> **TASK TO CARRY OUT**
Gather, from the data below, each line in which the word "months" occurs.

[[ THE DATA open ]]

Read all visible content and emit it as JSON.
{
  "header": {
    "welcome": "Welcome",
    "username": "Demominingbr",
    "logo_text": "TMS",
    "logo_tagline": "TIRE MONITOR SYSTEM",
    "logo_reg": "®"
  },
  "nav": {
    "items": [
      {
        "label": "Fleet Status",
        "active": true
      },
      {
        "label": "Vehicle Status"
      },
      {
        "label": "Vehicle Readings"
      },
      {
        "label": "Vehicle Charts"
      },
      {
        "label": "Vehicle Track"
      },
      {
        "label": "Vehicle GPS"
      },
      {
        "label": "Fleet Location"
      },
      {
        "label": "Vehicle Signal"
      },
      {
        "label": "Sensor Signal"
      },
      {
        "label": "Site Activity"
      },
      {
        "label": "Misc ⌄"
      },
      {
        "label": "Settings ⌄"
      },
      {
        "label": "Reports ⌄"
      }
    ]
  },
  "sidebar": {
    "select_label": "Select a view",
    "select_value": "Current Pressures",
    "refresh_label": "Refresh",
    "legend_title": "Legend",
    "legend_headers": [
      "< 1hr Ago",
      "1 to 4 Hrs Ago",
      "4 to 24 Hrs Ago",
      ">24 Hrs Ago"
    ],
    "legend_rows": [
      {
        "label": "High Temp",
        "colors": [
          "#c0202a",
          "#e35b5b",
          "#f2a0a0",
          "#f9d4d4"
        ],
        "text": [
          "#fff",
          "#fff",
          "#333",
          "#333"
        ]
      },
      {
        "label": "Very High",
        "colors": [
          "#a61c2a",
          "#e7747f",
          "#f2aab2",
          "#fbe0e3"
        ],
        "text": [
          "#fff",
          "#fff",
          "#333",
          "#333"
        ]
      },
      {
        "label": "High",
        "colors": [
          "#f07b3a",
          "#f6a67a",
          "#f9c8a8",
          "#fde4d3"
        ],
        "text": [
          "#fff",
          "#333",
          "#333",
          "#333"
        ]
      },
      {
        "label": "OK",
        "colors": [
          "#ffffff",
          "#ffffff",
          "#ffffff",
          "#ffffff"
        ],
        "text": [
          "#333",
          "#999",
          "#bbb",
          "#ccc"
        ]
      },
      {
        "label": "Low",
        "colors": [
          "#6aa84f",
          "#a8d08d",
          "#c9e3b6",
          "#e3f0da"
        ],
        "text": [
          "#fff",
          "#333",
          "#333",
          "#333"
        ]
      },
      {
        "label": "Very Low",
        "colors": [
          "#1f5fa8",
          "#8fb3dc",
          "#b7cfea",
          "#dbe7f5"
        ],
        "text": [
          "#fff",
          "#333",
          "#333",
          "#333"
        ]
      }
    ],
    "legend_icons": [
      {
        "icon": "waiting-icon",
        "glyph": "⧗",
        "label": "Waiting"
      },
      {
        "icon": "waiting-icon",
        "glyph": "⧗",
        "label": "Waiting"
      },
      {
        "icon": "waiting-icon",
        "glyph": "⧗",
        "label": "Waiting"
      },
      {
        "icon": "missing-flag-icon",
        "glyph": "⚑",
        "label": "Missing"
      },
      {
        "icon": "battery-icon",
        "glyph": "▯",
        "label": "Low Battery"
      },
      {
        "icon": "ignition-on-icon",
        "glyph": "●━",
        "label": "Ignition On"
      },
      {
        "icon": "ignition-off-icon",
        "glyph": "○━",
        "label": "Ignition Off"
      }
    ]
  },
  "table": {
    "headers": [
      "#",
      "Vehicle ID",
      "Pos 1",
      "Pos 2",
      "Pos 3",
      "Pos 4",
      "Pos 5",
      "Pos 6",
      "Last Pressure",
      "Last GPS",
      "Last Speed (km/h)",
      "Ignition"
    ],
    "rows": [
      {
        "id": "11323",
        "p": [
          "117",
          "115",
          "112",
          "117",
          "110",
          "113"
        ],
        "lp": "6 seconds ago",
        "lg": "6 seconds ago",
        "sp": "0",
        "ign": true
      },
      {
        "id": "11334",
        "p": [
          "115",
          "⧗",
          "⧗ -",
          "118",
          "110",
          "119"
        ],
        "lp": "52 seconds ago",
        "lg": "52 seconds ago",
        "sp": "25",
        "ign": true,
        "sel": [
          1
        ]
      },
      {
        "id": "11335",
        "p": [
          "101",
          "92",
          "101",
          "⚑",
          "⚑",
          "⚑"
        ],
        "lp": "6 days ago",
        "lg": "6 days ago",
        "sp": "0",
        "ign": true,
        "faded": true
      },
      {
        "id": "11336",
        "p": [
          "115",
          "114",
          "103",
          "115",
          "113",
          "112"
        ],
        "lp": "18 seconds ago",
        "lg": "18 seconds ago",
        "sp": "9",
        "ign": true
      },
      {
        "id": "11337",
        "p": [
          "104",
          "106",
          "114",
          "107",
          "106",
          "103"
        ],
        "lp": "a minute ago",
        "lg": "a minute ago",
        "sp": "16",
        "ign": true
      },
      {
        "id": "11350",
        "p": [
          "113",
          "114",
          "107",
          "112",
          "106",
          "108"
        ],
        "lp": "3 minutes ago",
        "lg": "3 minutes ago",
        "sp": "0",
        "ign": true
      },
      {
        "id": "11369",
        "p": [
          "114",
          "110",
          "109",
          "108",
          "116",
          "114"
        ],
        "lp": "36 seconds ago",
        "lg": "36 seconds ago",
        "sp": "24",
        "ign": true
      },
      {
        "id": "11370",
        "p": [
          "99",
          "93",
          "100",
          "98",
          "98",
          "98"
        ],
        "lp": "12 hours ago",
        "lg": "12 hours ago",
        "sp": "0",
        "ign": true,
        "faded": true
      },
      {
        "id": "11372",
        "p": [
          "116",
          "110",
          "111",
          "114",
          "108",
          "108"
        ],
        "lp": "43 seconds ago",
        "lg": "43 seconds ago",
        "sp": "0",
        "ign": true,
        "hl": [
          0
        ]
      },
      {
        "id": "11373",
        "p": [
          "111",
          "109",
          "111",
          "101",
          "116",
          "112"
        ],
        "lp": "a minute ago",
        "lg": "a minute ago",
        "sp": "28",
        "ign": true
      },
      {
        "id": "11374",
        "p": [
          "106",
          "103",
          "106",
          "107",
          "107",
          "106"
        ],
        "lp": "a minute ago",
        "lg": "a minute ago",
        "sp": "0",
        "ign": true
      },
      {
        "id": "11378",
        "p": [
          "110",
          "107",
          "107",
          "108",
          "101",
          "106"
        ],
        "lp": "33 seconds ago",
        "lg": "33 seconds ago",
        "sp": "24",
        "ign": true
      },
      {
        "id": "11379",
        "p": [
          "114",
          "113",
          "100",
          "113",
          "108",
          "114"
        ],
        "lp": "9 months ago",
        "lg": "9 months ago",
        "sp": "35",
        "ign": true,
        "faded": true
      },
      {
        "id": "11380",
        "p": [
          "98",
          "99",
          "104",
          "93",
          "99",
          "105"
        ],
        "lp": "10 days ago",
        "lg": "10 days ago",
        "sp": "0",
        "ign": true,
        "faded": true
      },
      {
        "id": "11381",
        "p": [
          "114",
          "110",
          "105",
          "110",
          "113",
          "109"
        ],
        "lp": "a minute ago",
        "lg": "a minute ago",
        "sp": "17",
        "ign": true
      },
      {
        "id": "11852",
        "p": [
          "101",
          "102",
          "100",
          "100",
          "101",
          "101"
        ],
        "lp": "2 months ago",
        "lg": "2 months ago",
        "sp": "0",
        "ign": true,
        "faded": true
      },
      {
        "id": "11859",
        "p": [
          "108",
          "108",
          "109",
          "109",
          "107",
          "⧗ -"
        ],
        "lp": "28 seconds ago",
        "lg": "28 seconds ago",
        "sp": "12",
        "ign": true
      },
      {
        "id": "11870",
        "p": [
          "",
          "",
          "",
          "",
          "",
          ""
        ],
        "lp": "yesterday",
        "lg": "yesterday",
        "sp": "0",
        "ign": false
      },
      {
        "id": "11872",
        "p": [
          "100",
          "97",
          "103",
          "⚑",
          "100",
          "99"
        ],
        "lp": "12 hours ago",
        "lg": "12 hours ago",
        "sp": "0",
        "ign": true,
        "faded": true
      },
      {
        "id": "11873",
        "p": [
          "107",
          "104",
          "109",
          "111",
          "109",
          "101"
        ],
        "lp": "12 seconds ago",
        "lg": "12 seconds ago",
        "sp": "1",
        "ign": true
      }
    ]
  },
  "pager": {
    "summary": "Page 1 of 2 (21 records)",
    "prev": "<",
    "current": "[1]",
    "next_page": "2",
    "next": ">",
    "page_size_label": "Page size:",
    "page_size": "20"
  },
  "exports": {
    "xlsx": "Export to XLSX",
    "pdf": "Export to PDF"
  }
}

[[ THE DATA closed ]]

> **WRITTEN ANSWER**
        "lp": "9 months ago",
        "lg": "9 months ago",
        "lp": "2 months ago",
        "lg": "2 months ago",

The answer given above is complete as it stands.